━━━━━ Records ━━━━━

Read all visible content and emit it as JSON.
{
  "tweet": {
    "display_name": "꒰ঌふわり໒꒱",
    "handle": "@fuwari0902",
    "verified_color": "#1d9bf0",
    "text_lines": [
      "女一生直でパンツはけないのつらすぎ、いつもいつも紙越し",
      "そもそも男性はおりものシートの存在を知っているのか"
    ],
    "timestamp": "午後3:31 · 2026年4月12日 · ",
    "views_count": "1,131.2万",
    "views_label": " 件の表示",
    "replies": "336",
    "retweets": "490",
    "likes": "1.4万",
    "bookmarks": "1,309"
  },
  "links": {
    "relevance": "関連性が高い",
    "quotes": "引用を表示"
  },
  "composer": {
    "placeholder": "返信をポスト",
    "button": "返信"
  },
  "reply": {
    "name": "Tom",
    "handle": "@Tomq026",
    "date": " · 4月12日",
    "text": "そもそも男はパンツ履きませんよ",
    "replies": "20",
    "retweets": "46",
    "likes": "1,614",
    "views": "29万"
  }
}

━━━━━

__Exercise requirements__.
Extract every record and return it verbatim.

__Solution to this exercise__.
Read all visible content and emit it as JSON.
{
  "tweet": {
    "display_name": "꒰ঌふわり໒꒱",
    "handle": "@fuwari0902",
    "verified_color": "#1d9bf0",
    "text_lines": [
      "女一生直でパンツはけないのつらすぎ、いつもいつも紙越し",
      "そもそも男性はおりものシートの存在を知っているのか"
    ],
    "timestamp": "午後3:31 · 2026年4月12日 · ",
    "views_count": "1,131.2万",
    "views_label": " 件の表示",
    "replies": "336",
    "retweets": "490",
    "likes": "1.4万",
    "bookmarks": "1,309"
  },
  "links": {
    "relevance": "関連性が高い",
    "quotes": "引用を表示"
  },
  "composer": {
    "placeholder": "返信をポスト",
    "button": "返信"
  },
  "reply": {
    "name": "Tom",
    "handle": "@Tomq026",
    "date": " · 4月12日",
    "text": "そもそも男はパンツ履きませんよ",
    "replies": "20",
    "retweets": "46",
    "likes": "1,614",
    "views": "29万"
  }
}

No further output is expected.